It’s OK to acknowledge that this is a tough subject: “You know, I never thought this was something I’d be talking with you about, but I think it’s really important.”
If a child has lost a friend to suicide, they really need your support. The Society for the Prevention of Teen Suicide has advice on how to help your loved ones, including ways to cope when your child’s friend dies by suicide, preparing your child to attend the funeral of a friend, and ways to help keep your child safe, even when you don’t know for certain what they are thinking and feeling.
Find resources for parents here: www.sptsusa.org/parents.
Also, make sure that the Crisis Text Line number is in your child’s contact list on their phone: 741741. This is a free, confidential resource that people of any age can use to help them in a distressing moment. Sometimes, youngsters need someone to talk to, and even if you and your child have a very strong relationship with open communication, research shows that they may not turn to you when they need to talk about potentially life-threatening concerns. Make sure they have the Crisis Text Line (741741) in their phone, and encourage them to use it — even test it out together to see how it works.
In Lorain County, if anyone is experiencing a mental health crisis, call the hotline at 1-800-888-6161.

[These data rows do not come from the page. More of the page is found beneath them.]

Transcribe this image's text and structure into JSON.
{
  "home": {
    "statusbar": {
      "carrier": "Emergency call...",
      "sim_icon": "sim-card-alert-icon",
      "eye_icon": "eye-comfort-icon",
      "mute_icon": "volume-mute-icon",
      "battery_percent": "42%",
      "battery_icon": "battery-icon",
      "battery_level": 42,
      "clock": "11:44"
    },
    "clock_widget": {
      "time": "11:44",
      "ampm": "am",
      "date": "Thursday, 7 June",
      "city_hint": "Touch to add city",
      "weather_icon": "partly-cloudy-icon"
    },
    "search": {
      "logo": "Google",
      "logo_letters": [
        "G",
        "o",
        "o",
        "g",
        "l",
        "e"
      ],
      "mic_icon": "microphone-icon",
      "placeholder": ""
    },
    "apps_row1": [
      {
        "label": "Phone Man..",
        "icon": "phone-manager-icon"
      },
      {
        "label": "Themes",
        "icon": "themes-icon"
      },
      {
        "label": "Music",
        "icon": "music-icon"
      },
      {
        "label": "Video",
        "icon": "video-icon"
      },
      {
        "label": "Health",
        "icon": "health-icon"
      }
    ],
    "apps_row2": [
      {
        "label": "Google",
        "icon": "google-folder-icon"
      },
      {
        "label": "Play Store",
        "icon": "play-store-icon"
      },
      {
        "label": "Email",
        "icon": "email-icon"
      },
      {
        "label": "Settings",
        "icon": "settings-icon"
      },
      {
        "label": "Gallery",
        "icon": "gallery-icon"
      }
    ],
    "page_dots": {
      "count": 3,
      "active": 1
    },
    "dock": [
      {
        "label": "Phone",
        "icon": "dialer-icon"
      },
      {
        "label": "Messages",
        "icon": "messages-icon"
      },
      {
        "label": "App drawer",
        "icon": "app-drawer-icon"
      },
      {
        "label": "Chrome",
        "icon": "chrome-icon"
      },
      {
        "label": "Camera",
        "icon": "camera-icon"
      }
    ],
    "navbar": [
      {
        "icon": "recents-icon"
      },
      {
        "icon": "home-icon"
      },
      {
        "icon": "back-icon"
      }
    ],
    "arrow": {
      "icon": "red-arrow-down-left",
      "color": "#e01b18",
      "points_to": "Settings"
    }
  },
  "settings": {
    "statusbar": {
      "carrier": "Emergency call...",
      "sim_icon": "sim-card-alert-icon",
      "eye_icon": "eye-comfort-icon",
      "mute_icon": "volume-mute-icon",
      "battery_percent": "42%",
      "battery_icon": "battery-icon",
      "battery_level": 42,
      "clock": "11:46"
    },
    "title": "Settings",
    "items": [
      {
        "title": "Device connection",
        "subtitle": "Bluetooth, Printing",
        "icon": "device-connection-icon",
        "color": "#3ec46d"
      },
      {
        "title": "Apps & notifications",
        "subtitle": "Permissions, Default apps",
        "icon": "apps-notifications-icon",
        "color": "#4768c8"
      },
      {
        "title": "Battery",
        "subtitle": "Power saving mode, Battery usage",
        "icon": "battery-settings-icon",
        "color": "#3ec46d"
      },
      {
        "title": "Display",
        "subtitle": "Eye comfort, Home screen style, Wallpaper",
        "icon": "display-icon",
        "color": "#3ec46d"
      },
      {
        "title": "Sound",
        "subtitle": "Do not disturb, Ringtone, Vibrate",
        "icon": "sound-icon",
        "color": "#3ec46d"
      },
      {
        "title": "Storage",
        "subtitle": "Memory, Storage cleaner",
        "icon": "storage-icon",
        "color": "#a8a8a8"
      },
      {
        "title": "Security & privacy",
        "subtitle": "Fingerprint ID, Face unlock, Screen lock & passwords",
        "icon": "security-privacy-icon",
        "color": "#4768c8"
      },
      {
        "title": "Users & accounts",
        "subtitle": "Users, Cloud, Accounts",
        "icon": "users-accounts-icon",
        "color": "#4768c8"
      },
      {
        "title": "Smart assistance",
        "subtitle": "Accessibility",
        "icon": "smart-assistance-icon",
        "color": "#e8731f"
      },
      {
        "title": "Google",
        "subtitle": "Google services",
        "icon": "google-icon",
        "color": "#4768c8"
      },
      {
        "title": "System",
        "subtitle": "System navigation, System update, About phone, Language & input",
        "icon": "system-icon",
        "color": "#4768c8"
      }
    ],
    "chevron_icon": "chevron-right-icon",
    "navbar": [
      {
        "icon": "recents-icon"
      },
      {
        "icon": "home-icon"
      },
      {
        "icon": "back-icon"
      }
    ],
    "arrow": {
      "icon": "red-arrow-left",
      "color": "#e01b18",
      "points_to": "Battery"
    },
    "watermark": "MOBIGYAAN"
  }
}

Find more resources for parents here: lcbmh.org/helpful-information-for-parents.